The communities in the Northern Areas are very concerned about the rising costs of biomass fuel and want to save fuel as much as they can. They need special attention from agencies involved in the development of appropriate technologies. Stoves should be designed in such a way that they save fuel, reduce smoke, save time and produce greater heat for corking and warming up houses and rooms.

Improved cooking and heating stoves are hygienic and environmentally friendly. Lung diseases and eye infections suffered by housewives have been considerably reduced by their introduction. A sizeable amount of money is saved from reduced use of detergents and medicines because of the house being free from smoke and fumes. The stove has also indirectly reduced the workload for women, who are responsible for cleaning and washing. Finally, the introduction of the metal stove has reduced pressure on natural forests as a result of savings in biomass fuel consumption.

Improved metal stoves used only for heating are also more biomass fuel-efficient and environmentally friendly, but they only serve the purpose of heating the rooms.
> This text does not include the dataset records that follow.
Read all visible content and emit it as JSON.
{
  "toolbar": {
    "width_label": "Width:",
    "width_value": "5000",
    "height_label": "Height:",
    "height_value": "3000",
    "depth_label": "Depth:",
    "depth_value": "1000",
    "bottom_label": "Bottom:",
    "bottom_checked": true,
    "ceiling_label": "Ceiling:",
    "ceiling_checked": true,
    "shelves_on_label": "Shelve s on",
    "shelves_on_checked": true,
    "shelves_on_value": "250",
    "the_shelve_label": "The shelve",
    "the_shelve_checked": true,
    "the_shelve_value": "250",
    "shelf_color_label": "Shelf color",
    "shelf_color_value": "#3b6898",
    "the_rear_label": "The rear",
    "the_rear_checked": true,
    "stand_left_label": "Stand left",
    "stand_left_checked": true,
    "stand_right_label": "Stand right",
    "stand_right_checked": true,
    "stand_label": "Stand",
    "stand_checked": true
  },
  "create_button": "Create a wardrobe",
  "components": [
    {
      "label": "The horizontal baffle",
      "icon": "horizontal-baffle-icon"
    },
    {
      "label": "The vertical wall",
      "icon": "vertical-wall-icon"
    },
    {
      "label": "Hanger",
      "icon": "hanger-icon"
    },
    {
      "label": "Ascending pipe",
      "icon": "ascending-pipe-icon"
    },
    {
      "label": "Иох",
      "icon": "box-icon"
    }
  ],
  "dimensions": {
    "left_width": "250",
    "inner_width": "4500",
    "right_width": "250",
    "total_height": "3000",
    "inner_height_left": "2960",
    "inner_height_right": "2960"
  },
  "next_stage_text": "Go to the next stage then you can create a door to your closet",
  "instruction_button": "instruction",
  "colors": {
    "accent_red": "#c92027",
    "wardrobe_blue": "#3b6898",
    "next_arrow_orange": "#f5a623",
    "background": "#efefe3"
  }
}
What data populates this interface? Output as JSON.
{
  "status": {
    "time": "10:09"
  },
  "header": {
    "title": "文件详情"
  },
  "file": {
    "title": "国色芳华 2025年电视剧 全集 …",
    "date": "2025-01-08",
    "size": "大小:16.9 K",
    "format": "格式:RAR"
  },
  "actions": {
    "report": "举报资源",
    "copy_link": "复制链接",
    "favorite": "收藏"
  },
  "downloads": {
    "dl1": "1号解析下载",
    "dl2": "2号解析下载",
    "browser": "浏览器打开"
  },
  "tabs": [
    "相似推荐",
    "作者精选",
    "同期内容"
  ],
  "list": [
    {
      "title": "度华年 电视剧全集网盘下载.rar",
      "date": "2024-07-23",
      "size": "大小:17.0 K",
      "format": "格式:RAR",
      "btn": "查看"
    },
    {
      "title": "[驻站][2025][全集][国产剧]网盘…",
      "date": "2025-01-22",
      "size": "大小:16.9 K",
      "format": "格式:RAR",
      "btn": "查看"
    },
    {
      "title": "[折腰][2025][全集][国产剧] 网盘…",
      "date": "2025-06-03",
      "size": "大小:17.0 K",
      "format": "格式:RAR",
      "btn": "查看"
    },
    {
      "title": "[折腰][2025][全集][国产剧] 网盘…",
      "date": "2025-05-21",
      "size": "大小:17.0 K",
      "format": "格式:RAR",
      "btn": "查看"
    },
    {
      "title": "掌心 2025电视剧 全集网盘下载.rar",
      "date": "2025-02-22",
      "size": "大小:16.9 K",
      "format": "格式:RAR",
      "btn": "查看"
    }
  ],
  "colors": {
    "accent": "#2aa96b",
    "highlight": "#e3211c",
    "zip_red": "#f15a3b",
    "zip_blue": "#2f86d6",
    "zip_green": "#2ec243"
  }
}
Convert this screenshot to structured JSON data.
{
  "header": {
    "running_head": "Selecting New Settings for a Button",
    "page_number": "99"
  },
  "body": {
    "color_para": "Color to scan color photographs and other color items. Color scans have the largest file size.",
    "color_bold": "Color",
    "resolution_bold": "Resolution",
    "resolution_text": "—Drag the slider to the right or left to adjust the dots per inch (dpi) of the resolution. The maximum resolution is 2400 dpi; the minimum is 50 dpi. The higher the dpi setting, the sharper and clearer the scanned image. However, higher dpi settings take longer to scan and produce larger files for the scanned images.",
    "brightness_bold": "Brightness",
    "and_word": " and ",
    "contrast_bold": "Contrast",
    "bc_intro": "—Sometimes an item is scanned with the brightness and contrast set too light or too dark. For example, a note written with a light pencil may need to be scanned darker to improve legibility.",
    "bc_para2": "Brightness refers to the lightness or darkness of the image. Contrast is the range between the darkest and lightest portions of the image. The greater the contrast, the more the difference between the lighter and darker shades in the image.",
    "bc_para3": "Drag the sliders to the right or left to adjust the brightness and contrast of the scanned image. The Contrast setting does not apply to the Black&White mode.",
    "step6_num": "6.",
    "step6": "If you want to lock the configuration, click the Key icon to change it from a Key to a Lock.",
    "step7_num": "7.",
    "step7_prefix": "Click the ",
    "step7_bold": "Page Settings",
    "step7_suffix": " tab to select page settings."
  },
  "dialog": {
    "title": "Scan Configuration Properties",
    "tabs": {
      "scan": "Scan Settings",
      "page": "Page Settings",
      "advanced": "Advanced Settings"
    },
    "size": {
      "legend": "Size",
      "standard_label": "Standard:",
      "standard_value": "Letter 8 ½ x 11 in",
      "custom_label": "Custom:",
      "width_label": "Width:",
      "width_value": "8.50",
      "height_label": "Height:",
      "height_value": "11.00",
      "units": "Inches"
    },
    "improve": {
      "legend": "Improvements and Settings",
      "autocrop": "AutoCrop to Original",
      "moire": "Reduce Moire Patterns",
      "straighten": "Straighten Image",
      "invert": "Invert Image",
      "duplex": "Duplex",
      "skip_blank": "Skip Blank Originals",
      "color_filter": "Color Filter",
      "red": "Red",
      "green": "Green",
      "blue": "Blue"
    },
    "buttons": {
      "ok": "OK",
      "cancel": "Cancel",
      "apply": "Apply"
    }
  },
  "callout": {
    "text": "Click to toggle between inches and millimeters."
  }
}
Therefore, these stoves are not considered economical for poor families.